Speaking of voice samples, several new dialogue samples can be found here.
We also hear more about the gameplay mechanics, with a focus on how they differ from the mobile game.
For each battle, you select up to three shipgirls for the main fleet and up to three for the support fleet. which will assist the main fleet with skills. If the HP of the main fleet reaches zero, it’s a defeat. Shipgirls in the support fleet won’t get attacked.
All ships in the upper part of the character page of the official website can be selected for the main fleet, regardless of type. All ships can play support excluding the two sirens.
Another obvious difference with the mobile game is that there is no fuel or any condition to dispatch your fleet (this isn’t a free-to-play game after all).
Depending on the combination of ships you choose, you’ll also apply a specific “fleet effect” to the characters in the main fleet. For instance, having both Portland and Indianapolis will increase both durability and anti-air by 8%. It’ll also likely have you listen to a storm of “Indy-chaaaan” here and there, but that’s the nature of the beast.
Destroyers are extremely fast and have strong torpedoes. Yet they are less protected and have lower firepower. Normal shells are their weakness.
Light cruisers are in the middle between destroyers and heavy cruisers. They boast high anti-aircraft power and they’re suitable to use powerful anti-air guns. They’re also weak to normal shells.
Heavy cruisers are slower but they charge their Lock-On Attack skills faster than other ships. They can deal more damage than a battleship if you can chain a series of Lock-On Attacks.
Battleships have extremely strong attack and defense, but their default armament can’t fire continuously. They’re the slowest ships and they can guard instead of dashing. They’re very strong against normal shells but weak against armor-piercing shells and torpedoes.
Aircraft Carriers are equipped with various kinds of aircraft. They attack automatically in the direction they’re launched, and they are effective against every type of ship, but they can be shot down before dealing damage.
You can heavily customize ships with various kind of equipment.

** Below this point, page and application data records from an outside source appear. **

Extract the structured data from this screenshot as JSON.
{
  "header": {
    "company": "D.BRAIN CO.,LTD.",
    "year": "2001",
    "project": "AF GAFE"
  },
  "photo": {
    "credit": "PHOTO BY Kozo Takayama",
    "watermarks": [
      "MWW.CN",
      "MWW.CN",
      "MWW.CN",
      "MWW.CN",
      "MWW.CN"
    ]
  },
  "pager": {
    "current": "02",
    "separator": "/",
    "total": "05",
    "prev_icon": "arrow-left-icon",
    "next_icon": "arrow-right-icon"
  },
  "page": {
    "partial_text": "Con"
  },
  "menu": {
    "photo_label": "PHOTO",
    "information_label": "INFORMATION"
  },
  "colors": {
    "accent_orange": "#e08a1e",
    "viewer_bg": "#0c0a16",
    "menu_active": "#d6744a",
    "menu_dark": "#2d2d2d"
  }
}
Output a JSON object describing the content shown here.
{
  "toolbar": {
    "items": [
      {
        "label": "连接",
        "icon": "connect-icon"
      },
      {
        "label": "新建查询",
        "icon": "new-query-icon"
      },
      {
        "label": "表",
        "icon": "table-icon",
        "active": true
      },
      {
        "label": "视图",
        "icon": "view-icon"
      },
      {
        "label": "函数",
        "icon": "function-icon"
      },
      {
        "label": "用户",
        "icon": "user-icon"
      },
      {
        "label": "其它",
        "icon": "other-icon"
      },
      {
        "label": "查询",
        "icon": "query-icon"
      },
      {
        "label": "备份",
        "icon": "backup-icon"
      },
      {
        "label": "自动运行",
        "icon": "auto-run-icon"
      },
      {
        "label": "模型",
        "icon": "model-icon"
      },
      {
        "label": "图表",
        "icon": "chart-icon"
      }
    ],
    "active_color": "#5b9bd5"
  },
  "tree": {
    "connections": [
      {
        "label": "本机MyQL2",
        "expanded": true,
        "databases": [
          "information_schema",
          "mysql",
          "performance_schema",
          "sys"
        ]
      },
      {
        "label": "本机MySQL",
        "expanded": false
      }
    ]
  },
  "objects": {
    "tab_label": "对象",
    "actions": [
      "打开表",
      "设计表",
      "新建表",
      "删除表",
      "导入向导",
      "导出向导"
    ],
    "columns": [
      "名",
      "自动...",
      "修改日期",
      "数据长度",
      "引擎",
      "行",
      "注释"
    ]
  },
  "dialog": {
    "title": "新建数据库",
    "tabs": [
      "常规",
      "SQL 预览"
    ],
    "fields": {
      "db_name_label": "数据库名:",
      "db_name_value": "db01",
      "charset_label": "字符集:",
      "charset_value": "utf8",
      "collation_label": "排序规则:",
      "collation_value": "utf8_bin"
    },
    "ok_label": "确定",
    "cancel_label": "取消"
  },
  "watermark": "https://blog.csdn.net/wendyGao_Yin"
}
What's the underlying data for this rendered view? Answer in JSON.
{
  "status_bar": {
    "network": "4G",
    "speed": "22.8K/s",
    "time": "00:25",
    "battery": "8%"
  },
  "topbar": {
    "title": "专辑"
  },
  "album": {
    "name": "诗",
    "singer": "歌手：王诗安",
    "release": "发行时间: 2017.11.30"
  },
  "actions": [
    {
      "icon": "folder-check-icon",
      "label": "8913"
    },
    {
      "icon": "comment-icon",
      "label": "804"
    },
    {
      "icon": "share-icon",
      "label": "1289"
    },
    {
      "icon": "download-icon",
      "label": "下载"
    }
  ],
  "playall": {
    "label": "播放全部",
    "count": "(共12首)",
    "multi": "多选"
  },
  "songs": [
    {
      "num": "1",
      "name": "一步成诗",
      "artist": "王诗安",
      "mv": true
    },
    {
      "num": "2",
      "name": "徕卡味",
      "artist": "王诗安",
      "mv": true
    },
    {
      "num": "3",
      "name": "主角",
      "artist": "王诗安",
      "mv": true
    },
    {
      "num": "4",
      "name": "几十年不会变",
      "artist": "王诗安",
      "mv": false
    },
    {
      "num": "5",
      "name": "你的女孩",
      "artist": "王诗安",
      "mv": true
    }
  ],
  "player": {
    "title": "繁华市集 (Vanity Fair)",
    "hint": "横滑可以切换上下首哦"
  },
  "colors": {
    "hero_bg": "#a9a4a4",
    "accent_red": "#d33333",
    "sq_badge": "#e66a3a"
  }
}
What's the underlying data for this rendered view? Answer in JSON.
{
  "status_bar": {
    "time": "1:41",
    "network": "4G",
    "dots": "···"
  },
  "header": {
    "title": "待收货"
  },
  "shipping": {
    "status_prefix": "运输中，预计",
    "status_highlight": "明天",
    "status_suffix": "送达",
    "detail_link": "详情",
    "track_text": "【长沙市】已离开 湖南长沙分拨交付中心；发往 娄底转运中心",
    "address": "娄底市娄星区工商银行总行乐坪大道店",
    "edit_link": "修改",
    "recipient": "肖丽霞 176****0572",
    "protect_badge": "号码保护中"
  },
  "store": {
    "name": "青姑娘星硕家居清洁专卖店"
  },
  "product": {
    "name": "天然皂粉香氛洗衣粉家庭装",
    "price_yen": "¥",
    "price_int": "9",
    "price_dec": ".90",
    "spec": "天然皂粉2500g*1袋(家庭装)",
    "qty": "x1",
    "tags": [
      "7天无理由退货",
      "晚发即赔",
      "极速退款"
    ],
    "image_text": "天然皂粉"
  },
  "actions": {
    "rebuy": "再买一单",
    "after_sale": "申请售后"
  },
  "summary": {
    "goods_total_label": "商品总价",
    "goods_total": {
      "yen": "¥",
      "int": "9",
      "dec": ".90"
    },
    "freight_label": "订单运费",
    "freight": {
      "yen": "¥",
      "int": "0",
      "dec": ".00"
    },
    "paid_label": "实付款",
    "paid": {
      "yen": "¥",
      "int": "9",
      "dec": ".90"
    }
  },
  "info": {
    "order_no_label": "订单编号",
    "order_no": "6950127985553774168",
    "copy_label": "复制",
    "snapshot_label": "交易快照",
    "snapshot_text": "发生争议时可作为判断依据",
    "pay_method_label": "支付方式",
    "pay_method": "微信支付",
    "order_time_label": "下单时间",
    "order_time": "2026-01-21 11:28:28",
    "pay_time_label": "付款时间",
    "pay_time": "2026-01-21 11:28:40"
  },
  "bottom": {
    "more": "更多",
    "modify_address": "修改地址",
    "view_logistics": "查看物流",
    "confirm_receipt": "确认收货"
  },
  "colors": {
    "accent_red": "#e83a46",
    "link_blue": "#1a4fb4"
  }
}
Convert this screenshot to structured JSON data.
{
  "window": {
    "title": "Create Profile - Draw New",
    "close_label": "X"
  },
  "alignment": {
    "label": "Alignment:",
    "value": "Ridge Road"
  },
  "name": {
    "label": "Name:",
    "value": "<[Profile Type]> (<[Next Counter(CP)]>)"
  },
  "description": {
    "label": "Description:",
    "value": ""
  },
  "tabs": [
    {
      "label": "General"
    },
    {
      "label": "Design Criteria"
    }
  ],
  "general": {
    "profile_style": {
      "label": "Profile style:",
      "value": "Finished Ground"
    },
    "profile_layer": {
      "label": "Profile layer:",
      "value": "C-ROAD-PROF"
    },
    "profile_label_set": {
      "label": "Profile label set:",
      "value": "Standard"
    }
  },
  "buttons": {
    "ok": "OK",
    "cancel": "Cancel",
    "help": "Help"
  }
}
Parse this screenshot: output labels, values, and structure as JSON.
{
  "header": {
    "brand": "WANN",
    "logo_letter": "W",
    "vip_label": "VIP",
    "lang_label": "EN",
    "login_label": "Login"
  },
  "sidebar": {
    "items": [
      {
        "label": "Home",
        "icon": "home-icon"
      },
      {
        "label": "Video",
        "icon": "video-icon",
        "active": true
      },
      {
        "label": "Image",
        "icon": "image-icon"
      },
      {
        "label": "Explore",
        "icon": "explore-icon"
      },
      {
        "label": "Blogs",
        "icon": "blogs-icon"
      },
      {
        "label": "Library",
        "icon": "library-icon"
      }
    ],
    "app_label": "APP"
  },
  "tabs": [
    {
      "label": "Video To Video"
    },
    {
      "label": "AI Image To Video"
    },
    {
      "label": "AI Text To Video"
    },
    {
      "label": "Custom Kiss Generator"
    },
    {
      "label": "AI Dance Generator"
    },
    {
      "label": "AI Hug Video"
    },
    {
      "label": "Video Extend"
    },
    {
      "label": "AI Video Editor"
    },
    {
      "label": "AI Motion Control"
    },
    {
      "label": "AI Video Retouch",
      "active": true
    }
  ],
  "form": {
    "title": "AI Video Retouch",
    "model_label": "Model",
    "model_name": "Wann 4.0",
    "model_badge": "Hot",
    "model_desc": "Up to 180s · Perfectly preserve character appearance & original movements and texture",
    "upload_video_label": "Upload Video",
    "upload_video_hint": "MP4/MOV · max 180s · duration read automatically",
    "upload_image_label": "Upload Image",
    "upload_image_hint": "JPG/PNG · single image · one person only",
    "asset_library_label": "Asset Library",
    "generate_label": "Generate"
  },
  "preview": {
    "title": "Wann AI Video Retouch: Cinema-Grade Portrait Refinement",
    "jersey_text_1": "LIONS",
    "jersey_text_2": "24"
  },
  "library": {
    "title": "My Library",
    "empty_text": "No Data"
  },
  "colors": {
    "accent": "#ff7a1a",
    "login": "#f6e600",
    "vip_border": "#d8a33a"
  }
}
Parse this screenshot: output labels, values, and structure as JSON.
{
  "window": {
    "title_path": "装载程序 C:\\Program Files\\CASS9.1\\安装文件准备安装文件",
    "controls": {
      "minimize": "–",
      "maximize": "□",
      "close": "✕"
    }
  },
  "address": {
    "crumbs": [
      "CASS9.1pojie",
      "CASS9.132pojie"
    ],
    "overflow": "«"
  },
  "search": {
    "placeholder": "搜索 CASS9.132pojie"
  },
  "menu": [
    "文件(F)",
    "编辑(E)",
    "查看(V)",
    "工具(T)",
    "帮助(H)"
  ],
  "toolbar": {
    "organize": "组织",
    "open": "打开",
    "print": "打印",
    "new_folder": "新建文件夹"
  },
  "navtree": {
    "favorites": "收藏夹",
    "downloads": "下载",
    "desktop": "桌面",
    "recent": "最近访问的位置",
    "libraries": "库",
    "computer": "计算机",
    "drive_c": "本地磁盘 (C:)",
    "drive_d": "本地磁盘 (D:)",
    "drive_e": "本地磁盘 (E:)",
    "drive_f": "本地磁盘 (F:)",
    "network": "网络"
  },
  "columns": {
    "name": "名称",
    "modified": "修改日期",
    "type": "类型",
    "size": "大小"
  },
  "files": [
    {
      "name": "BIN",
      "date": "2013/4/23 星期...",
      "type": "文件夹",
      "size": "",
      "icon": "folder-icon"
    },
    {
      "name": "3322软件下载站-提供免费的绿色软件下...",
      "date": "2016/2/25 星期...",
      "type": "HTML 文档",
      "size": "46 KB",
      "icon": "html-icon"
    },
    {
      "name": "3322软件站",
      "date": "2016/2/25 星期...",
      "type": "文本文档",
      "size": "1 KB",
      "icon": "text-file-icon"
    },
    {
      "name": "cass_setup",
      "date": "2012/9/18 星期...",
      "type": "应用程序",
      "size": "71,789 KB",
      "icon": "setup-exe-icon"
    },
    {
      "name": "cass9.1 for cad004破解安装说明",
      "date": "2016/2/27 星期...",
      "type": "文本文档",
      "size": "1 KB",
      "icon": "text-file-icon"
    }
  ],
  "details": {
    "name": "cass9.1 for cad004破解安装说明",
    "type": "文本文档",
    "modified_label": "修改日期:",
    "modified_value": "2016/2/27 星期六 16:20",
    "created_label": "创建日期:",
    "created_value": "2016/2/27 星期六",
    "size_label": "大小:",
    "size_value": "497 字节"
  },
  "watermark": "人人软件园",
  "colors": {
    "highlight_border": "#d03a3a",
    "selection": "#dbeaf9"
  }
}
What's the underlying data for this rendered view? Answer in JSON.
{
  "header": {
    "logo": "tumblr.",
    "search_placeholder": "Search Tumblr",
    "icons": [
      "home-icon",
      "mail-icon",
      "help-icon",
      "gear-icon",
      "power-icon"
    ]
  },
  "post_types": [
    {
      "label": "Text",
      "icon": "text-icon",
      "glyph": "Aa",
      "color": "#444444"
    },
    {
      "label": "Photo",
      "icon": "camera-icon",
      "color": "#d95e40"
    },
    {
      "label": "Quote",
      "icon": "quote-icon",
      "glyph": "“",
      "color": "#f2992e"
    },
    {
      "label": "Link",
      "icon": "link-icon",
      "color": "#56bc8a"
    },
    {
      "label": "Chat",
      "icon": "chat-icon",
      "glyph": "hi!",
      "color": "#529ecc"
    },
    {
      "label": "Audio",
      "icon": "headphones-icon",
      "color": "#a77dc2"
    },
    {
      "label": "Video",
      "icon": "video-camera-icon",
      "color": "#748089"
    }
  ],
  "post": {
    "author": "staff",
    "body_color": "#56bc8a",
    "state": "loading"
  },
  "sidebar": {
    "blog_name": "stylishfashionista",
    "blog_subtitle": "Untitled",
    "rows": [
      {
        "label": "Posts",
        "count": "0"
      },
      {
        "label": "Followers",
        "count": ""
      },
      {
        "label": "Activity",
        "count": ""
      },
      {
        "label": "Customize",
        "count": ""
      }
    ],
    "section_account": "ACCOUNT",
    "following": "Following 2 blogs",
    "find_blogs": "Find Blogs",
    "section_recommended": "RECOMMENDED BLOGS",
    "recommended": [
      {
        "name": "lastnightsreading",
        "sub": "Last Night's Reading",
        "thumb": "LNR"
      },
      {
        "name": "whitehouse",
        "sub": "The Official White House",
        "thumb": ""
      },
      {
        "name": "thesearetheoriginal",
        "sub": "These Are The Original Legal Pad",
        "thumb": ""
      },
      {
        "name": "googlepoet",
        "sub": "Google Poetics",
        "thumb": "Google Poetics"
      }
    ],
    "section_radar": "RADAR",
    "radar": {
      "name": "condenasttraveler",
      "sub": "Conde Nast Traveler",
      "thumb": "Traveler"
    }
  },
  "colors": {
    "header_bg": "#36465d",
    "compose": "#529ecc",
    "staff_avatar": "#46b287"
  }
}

For instance, if you give a battleship destroyer guns it will be able to attack continuously and still use the battleship firepower stat.
Rare equipment can be obtained on the map, in the post-battle screen, at the research institute, and at Akashi’s shop. Akashi is looking for various items (and headpats, obviously), but if you collect them for her, you may get some extremely valuable gear.
Each shipgirl has also skills, and there is a large variety of them. Unlike the original game, the effect of skills of the same type actually stacks, allowing you to achieve tremendous firepower or defense.
You can select three difficulty levels, Easy, Normal, and Hard.
Easy is suitable for beginners playing games with shooting elements for the first time. If you use battleships, it’s very difficult to lose. Normal is the standard, and if you organize your fleet well, you can play until the end without worrying about levels. Hard is recommended for players experienced with shooters. Boss characters have increased firepower and defense, and battleships cannot dash. Battleships, in general, are difficult to use in hard mode.
It’s worth mentioning that there are no rewards or trophies that require playing on Hard mode. There is no disadvantage for playing on Easy mode.
Last, but not least, the game comes with plenty of information on Azur Lane’s characters courtesy of Yostar, so that new players can enjoy learning about the franchise.
You can check out all the images below.
If you’re interested in the franchise as a whole, you can also check out our report of the event Yostar organized in Yokosuka, Japan.